▸ Problem to solve: Where a line contains the word "this", copy that line from the records below.

● ● ● ● ● ● ●

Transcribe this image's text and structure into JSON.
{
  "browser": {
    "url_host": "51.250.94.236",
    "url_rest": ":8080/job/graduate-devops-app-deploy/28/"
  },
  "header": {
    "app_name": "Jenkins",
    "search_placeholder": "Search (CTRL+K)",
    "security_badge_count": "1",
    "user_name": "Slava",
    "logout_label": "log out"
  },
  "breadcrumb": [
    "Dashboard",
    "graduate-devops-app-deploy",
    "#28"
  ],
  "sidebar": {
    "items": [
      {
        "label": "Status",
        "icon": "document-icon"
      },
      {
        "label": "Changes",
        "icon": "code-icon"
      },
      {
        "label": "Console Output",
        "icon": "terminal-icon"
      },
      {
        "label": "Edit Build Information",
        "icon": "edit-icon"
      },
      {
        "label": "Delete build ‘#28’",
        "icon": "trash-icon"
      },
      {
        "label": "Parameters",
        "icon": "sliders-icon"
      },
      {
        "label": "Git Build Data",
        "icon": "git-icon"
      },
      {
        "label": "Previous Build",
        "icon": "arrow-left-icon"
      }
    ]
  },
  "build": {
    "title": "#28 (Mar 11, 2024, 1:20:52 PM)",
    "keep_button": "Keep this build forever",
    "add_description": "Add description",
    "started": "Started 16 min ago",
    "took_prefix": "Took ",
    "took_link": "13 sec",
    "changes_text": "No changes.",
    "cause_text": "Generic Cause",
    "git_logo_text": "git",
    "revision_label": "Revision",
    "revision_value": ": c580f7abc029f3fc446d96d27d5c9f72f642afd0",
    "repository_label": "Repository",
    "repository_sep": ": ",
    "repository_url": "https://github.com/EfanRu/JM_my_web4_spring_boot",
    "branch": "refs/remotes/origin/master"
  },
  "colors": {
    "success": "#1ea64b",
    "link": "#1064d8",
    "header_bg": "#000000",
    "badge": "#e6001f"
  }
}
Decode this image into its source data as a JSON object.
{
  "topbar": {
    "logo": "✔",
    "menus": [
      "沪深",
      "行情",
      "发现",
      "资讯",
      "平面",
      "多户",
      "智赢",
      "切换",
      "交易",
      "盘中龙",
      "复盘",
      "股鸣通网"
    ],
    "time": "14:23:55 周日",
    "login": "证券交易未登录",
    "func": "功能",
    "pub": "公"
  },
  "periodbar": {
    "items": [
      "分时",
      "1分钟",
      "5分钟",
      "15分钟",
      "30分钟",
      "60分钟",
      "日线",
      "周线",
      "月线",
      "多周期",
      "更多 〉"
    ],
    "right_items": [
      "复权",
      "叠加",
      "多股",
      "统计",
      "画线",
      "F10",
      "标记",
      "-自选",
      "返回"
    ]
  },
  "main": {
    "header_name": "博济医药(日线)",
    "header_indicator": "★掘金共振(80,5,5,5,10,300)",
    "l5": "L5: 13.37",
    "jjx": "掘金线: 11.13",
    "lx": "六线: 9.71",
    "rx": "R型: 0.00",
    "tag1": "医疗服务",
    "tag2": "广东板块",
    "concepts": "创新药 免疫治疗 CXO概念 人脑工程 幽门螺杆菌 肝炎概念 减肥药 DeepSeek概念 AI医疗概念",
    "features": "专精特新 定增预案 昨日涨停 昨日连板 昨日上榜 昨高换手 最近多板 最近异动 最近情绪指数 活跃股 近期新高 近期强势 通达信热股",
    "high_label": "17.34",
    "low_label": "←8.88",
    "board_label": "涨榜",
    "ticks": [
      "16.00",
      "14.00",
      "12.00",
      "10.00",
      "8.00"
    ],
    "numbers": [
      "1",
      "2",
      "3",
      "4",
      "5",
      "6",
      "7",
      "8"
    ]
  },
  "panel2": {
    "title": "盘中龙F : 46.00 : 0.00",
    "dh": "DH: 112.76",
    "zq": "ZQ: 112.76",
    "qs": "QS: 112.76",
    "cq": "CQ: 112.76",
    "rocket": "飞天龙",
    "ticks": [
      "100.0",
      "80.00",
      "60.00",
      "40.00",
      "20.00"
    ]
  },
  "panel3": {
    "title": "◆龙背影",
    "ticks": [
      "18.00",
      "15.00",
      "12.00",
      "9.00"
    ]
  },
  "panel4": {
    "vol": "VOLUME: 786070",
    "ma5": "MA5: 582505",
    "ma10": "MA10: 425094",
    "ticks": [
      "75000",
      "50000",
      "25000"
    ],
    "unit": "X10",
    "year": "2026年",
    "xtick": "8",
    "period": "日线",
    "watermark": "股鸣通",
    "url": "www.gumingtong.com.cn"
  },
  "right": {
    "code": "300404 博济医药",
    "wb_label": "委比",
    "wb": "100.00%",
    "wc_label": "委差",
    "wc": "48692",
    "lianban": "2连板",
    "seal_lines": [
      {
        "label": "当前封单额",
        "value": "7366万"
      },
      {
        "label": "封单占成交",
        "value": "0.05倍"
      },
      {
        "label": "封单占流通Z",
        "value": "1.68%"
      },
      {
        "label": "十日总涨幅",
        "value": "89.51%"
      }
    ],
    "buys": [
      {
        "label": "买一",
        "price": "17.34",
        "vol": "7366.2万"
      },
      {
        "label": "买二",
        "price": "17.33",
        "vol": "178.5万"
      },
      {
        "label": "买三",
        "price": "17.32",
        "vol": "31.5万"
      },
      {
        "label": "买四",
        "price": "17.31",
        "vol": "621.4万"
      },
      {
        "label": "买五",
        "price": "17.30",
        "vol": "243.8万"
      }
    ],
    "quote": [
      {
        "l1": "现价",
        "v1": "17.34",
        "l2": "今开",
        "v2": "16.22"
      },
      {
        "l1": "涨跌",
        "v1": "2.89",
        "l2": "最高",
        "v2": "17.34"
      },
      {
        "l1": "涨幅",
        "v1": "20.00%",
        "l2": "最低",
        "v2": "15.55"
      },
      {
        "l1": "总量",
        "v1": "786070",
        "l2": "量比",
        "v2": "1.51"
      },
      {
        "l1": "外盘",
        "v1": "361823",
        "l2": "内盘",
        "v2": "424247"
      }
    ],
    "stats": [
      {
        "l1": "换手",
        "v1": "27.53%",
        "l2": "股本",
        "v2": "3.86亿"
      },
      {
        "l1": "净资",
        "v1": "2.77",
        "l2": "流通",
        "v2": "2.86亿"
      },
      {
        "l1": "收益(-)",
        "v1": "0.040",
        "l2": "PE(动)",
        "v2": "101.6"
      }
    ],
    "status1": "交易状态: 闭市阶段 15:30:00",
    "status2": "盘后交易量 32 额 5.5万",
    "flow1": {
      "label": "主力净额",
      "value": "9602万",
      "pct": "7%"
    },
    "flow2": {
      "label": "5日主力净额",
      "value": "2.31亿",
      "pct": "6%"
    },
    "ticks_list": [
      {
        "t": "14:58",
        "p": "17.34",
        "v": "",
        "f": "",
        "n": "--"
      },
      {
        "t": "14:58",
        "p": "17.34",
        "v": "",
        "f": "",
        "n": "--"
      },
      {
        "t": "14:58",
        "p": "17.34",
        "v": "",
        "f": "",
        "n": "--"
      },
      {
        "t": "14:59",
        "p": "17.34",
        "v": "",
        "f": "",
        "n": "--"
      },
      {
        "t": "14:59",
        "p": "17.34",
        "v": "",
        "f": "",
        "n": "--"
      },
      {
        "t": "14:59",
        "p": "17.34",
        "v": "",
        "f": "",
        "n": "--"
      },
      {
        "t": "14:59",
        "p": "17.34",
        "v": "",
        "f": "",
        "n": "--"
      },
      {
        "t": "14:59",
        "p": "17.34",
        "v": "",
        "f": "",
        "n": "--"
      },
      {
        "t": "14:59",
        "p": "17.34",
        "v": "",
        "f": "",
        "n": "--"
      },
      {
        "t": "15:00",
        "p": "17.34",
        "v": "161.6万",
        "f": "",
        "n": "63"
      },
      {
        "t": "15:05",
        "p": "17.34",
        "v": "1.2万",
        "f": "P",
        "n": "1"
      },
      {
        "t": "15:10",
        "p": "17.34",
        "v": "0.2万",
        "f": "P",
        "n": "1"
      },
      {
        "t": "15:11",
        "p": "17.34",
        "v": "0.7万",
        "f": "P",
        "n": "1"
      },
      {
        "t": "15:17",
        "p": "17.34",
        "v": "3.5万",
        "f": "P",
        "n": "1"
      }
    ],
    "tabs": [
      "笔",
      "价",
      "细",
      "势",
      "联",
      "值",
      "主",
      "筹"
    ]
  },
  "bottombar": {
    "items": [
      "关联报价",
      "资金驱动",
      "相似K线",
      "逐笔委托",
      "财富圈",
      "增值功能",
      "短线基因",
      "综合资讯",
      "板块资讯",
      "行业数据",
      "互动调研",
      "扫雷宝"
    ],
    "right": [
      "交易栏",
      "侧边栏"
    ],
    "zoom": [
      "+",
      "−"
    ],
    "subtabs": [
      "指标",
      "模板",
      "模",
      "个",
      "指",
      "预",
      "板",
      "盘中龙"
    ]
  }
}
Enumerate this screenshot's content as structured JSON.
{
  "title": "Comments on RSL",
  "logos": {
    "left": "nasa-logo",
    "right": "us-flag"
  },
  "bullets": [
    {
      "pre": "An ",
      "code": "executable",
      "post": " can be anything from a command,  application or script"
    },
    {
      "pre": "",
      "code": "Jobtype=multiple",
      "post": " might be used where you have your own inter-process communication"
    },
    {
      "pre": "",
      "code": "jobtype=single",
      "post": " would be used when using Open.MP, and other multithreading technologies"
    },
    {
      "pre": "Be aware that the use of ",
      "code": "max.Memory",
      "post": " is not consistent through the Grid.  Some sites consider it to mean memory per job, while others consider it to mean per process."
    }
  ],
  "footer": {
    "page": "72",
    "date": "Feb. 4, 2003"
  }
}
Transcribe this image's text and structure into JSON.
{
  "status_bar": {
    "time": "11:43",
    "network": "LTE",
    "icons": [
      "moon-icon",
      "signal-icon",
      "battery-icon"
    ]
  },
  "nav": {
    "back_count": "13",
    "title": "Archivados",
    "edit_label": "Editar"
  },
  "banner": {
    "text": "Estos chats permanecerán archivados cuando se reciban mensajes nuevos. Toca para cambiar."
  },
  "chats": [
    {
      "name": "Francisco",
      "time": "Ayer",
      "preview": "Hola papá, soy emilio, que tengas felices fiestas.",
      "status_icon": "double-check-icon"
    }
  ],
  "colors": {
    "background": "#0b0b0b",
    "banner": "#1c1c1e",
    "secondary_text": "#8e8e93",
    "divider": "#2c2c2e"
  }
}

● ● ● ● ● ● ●

▸ Exercise solution:
Transcribe this image's text and structure into JSON.
    "keep_button": "Keep this build forever",
Decode this image into its source data as a JSON object.
Enumerate this screenshot's content as structured JSON.
Transcribe this image's text and structure into JSON.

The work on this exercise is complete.